Indie and Third Party Games are Vita’s Focus Going Forward, Says Sony
So… basically, they give up?
Sony released a hell of a handheld when they released PlayStation Vita, and then they promptly left it to die. Not only have they been ignoring it (think about the marketing Vita or its games get, or how much focus the Vita gets at Sony’s E3 conferences, as an example), they also actively seem to be sabotaging it (multiple Sony in house teams have come out and openly said they will not develop for the Vita, such as Naughty Dog).
Apparently, Sony has more or less given up on the handheld, and they have resigned themselves to it being whatever indie and third party developers make of it. Speaking to Polygon, Sony’s Yoshida confirmed as much.
“When we launched PSP titles, a big talking point was PS2-quality games in your hands,” Yoshida said. “It was an amazing experience to play PS2-quality like Twisted Metal on your portable device.
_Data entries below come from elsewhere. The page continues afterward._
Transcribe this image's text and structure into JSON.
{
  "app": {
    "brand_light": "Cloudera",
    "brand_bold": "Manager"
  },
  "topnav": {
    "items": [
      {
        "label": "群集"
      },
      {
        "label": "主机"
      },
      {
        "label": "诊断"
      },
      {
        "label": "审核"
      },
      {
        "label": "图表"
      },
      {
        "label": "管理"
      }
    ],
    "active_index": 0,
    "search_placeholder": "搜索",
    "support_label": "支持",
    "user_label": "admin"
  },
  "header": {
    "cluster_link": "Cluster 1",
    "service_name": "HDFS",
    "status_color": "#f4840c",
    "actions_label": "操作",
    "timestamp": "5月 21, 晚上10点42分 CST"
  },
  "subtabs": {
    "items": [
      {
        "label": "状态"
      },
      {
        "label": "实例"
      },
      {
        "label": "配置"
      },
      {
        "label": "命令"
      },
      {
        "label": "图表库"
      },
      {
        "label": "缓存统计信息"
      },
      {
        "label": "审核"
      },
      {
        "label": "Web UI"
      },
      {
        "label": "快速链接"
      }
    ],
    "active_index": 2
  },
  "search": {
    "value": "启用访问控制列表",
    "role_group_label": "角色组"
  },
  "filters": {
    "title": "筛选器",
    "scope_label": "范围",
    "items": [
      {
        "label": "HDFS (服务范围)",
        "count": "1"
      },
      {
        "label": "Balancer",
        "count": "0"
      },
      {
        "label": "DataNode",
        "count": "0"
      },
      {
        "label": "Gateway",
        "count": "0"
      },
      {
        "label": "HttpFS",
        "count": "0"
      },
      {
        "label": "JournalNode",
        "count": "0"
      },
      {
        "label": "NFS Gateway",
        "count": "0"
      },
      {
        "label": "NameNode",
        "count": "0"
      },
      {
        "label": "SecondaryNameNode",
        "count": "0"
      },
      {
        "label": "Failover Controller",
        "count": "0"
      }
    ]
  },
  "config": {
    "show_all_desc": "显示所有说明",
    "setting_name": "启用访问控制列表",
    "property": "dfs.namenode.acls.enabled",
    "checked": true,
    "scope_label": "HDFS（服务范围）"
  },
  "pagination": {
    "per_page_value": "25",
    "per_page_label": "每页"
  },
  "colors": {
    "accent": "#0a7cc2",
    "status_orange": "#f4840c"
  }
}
But as time went on and the PS3 launched and people started to see next-gen games, that PS2 quality was not enough. People’s expectations for the quality just moved on.
“So when we launched the Vita with Uncharted, it was amazing; PS3-like quality in your palm, but as time moved on, you are seeing PS4 quality and people’s expectations for the graphic fidelity has gone up.”
“It’s very fortunate that the indie boom happened and they are providing lots of great content to Vita,” he said. ” Gameplay, game mechanic wise, people want to spend 10 minutes, 15 minutes getting in and out. On Vita, it’s great with suspended functionality, so these indie games really great for that from a game design standpoint.
“Instead of watching big stories or cinematics, you can spend hours on Vita. So, I think that’s actually the biggest star to help provide great content to Vita going forward. And we continue to make games cross-platform games, especially on digital side.”
Of course, this doesn’t explain two things that Yoshida’s explanation neatly sidesteps- if people’s expectations are ‘console quality graphics,’ then how does Yoshida explain the success of Nintendo’s 3DS, and the games on it? Bear in mind graphics on the 3DS are Gamecube/Wii level, or a full two generations behind. Also, if Sony believes that Vita’s failure is down to increased expectations of graphical quality, why is it hedging its bets on indie games, that often look like NES and SNES games? That’s some inconsistent messaging right there.
At the very least, Yoshida said Sony will still support the Vita with first party software. I would say, yes, that’s correct,” he said, when asked a question about that.
What might have been a great handheld, and the first to give Nintendo’s unending reign over the handheld market a run for its money has been reduced to this, and it is rather sad to see, really.